Roll Call: “On Wednesday, Speaker John A. Boehner, R-Ohio, held meetings with groups of “pragmatist” lawmakers — as Michael G. Grimm, R-N.Y., described them — who want to pass a policy-rider-free continuing resolution and end the government shutdown as soon as possible. Grimm said the group was ‘spitballing some ideas’ on how to pass a CR that would fund the entire government, but he indicated that any plan would probably require a number of centrists to join Democrats in voting down a routine procedural motion in an attempt to seize control of the debate and the House floor.” Of course, the last moderate GOP effort didn’t go so well.
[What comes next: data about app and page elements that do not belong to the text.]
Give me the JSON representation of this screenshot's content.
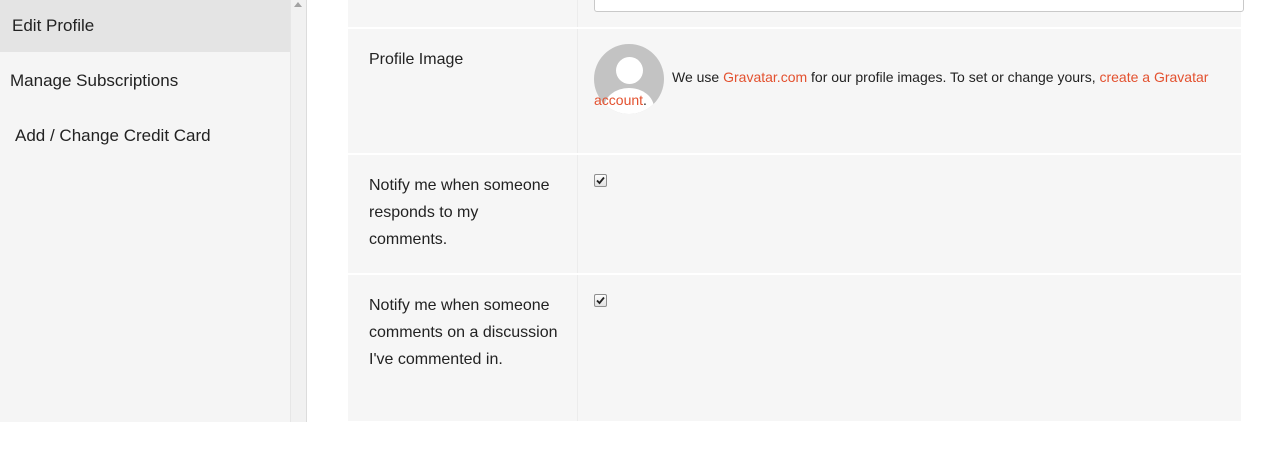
{
  "sidebar": {
    "items": [
      {
        "label": "Edit Profile",
        "active": true
      },
      {
        "label": "Manage Subscriptions"
      },
      {
        "label": "Add / Change Credit Card"
      }
    ]
  },
  "profile_image": {
    "label": "Profile Image",
    "text_before": "We use ",
    "gravatar_link": "Gravatar.com",
    "text_middle": " for our profile images. To set or change yours, ",
    "create_link": "create a Gravatar account",
    "text_after": "."
  },
  "notify_responds": {
    "label": "Notify me when someone responds to my comments.",
    "checked": true
  },
  "notify_discussion": {
    "label": "Notify me when someone comments on a discussion I've commented in.",
    "checked": true
  },
  "colors": {
    "link": "#e3512f",
    "sidebar_bg": "#f5f5f5",
    "active_item_bg": "#e4e4e4",
    "form_bg": "#f6f6f6"
  }
}
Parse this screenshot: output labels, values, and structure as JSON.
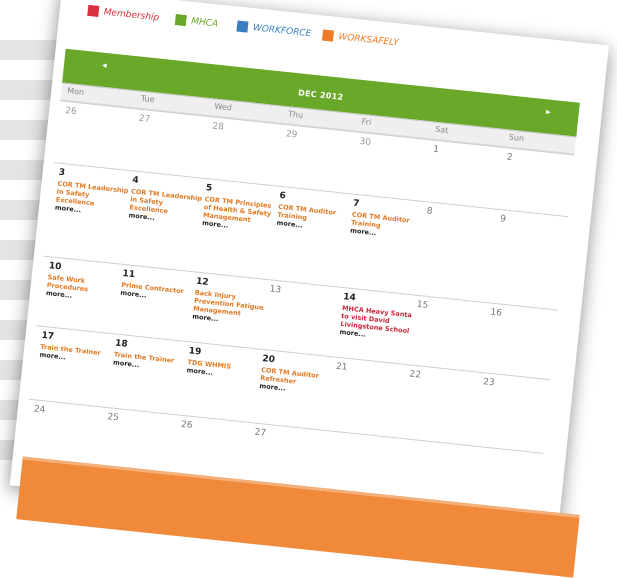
{
  "legend": [
    {
      "label": "Membership",
      "color": "#d8303c"
    },
    {
      "label": "MHCA",
      "color": "#6aa82a"
    },
    {
      "label": "WORKFORCE",
      "color": "#3a7fc0"
    },
    {
      "label": "WORKSAFELY",
      "color": "#f07b26"
    }
  ],
  "nav": {
    "prev": "◂",
    "next": "▸",
    "title": "DEC 2012"
  },
  "days_of_week": [
    "Mon",
    "Tue",
    "Wed",
    "Thu",
    "Fri",
    "Sat",
    "Sun"
  ],
  "more_label": "more...",
  "weeks": [
    [
      {
        "day": "26",
        "muted": true,
        "events": []
      },
      {
        "day": "27",
        "muted": true,
        "events": []
      },
      {
        "day": "28",
        "muted": true,
        "events": []
      },
      {
        "day": "29",
        "muted": true,
        "events": []
      },
      {
        "day": "30",
        "muted": true,
        "events": []
      },
      {
        "day": "1",
        "dim": true,
        "events": []
      },
      {
        "day": "2",
        "dim": true,
        "events": []
      }
    ],
    [
      {
        "day": "3",
        "events": [
          {
            "title": "COR TM Leadership in Safety Excellence"
          }
        ],
        "more": true
      },
      {
        "day": "4",
        "events": [
          {
            "title": "COR TM Leadership in Safety Excellence"
          }
        ],
        "more": true
      },
      {
        "day": "5",
        "events": [
          {
            "title": "COR TM Principles of Health & Safety Management"
          }
        ],
        "more": true
      },
      {
        "day": "6",
        "events": [
          {
            "title": "COR TM Auditor Training"
          }
        ],
        "more": true
      },
      {
        "day": "7",
        "events": [
          {
            "title": "COR TM Auditor Training"
          }
        ],
        "more": true
      },
      {
        "day": "8",
        "dim": true,
        "events": []
      },
      {
        "day": "9",
        "dim": true,
        "events": []
      }
    ],
    [
      {
        "day": "10",
        "events": [
          {
            "title": "Safe Work Procedures"
          }
        ],
        "more": true
      },
      {
        "day": "11",
        "events": [
          {
            "title": "Prime Contractor"
          }
        ],
        "more": true
      },
      {
        "day": "12",
        "events": [
          {
            "title": "Back Injury Prevention Fatigue Management"
          }
        ],
        "more": true
      },
      {
        "day": "13",
        "dim": true,
        "events": []
      },
      {
        "day": "14",
        "events": [
          {
            "title": "MHCA Heavy Santa to visit David Livingstone School",
            "red": true
          }
        ],
        "more": true
      },
      {
        "day": "15",
        "dim": true,
        "events": []
      },
      {
        "day": "16",
        "dim": true,
        "events": []
      }
    ],
    [
      {
        "day": "17",
        "events": [
          {
            "title": "Train the Trainer"
          }
        ],
        "more": true
      },
      {
        "day": "18",
        "events": [
          {
            "title": "Train the Trainer"
          }
        ],
        "more": true
      },
      {
        "day": "19",
        "events": [
          {
            "title": "TDG WHMIS"
          }
        ],
        "more": true
      },
      {
        "day": "20",
        "events": [
          {
            "title": "COR TM Auditor Refresher"
          }
        ],
        "more": true
      },
      {
        "day": "21",
        "dim": true,
        "events": []
      },
      {
        "day": "22",
        "dim": true,
        "events": []
      },
      {
        "day": "23",
        "dim": true,
        "events": []
      }
    ],
    [
      {
        "day": "24",
        "dim": true,
        "events": []
      },
      {
        "day": "25",
        "dim": true,
        "events": []
      },
      {
        "day": "26",
        "dim": true,
        "events": []
      },
      {
        "day": "27",
        "dim": true,
        "events": []
      },
      {
        "day": "",
        "dim": true,
        "events": []
      },
      {
        "day": "",
        "dim": true,
        "events": []
      },
      {
        "day": "",
        "dim": true,
        "events": []
      }
    ]
  ]
}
USA Today looks at Boehner’s options.

Politico: “Ted Cruz faced a barrage of hostile questions Wednesday from angry GOP senators, who lashed the Texas tea party freshman for helping prompt a government shutdown crisis without a strategy to end it. At a closed-door lunch meeting in the Senate’s Mansfield Room, Republican after Republican pressed Cruz to explain how he would propose to end the bitter budget impasse with Democrats, according to senators who attended the meeting. A defensive Cruz had no clear plan to force an end to the shutdown — or explain how he would defund Obamacare, as he has demanded all along, sources said.”

Grover Norquist trashed Sen. Ted Cruz (R-TX), saying he “pushed House Republicans into traffic and wandered away”: “The only confusion that comes out is that Cruz stood on the side and confused people about the fact that every Republican agrees. He said if you don’t agree with my tactic and with the specific structure of my idea, you’re bad. He said if the House would simply pass the bill with defunding he would force the Senate to act. He would lead this grass-roots movement that would get Democrats to change their mind. So the House passed it, it went to the Senate, and Ted Cruz said, oh, we don’t have the votes over here. And I can’t find the e-mails or ads targeting Democrats to support it. Cruz said he would deliver the votes and he didn’t deliver any Democratic votes. He pushed House Republicans into traffic and wandered away.”

Said Harry Reid after the meeting at the White House: "We're through playing these little games focused on Obamacare.”

NBC News: "Arizona Sen. John McCain and other like-minded Republican senators could end up reprising roles as key deal-makers as the party seeks a final negotiated solution to the government shutdown. No clear path to ending the impasse over spending has emerged, but in one possible deal scenario -- a comprehensive agreement that also solves the problem of raising the debt limit -- McCain will likely play an essential role, just as he has been in past bipartisan agreements like the immigration bill that passed the Senate last June."

National Journal looks at the more influential behind-the-scenes conservatives in the House.